(Provided information Opens)

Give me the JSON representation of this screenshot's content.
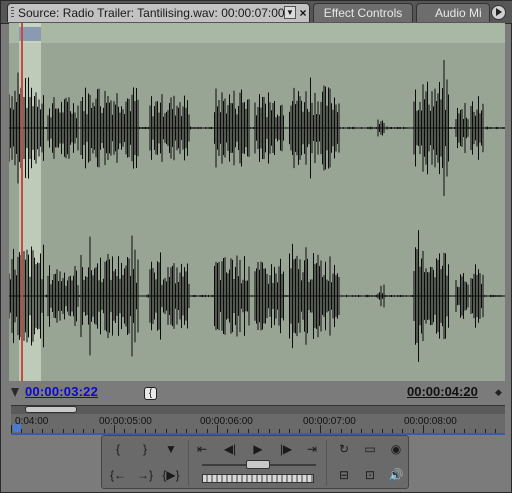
{
  "tabs": {
    "source_label": "Source: Radio Trailer: Tantilising.wav: 00:00:07:00",
    "menu_glyph": "▼",
    "close_glyph": "×",
    "effect_controls": "Effect Controls",
    "audio_mixer": "Audio Mi"
  },
  "timecode": {
    "current": "00:00:03:22",
    "duration": "00:00:04:20"
  },
  "ruler": {
    "labels": [
      "0:04:00",
      "00:00:05:00",
      "00:00:06:00",
      "00:00:07:00",
      "00:00:08:00"
    ]
  },
  "colors": {
    "waveform_bg": "#99a594",
    "playhead": "#c64a3f",
    "current_timecode": "#0a0ac8"
  },
  "icons": {
    "mark_in": "mark-in-icon",
    "mark_out": "mark-out-icon",
    "set_marker": "set-marker-icon",
    "step_back": "step-back-icon",
    "play": "play-icon",
    "step_forward": "step-forward-icon",
    "loop": "loop-icon",
    "safe_margins": "safe-margins-icon",
    "output": "output-icon",
    "insert": "insert-icon",
    "overlay": "overlay-icon",
    "audio": "speaker-icon"
  }
}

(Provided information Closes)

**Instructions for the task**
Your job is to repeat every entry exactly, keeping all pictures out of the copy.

**Solution for this problem**
Give me the JSON representation of this screenshot's content.
{
  "tabs": {
    "source_label": "Source: Radio Trailer: Tantilising.wav: 00:00:07:00",
    "menu_glyph": "▼",
    "close_glyph": "×",
    "effect_controls": "Effect Controls",
    "audio_mixer": "Audio Mi"
  },
  "timecode": {
    "current": "00:00:03:22",
    "duration": "00:00:04:20"
  },
  "ruler": {
    "labels": [
      "0:04:00",
      "00:00:05:00",
      "00:00:06:00",
      "00:00:07:00",
      "00:00:08:00"
    ]
  },
  "colors": {
    "waveform_bg": "#99a594",
    "playhead": "#c64a3f",
    "current_timecode": "#0a0ac8"
  },
  "icons": {
    "mark_in": "mark-in-icon",
    "mark_out": "mark-out-icon",
    "set_marker": "set-marker-icon",
    "step_back": "step-back-icon",
    "play": "play-icon",
    "step_forward": "step-forward-icon",
    "loop": "loop-icon",
    "safe_margins": "safe-margins-icon",
    "output": "output-icon",
    "insert": "insert-icon",
    "overlay": "overlay-icon",
    "audio": "speaker-icon"
  }
}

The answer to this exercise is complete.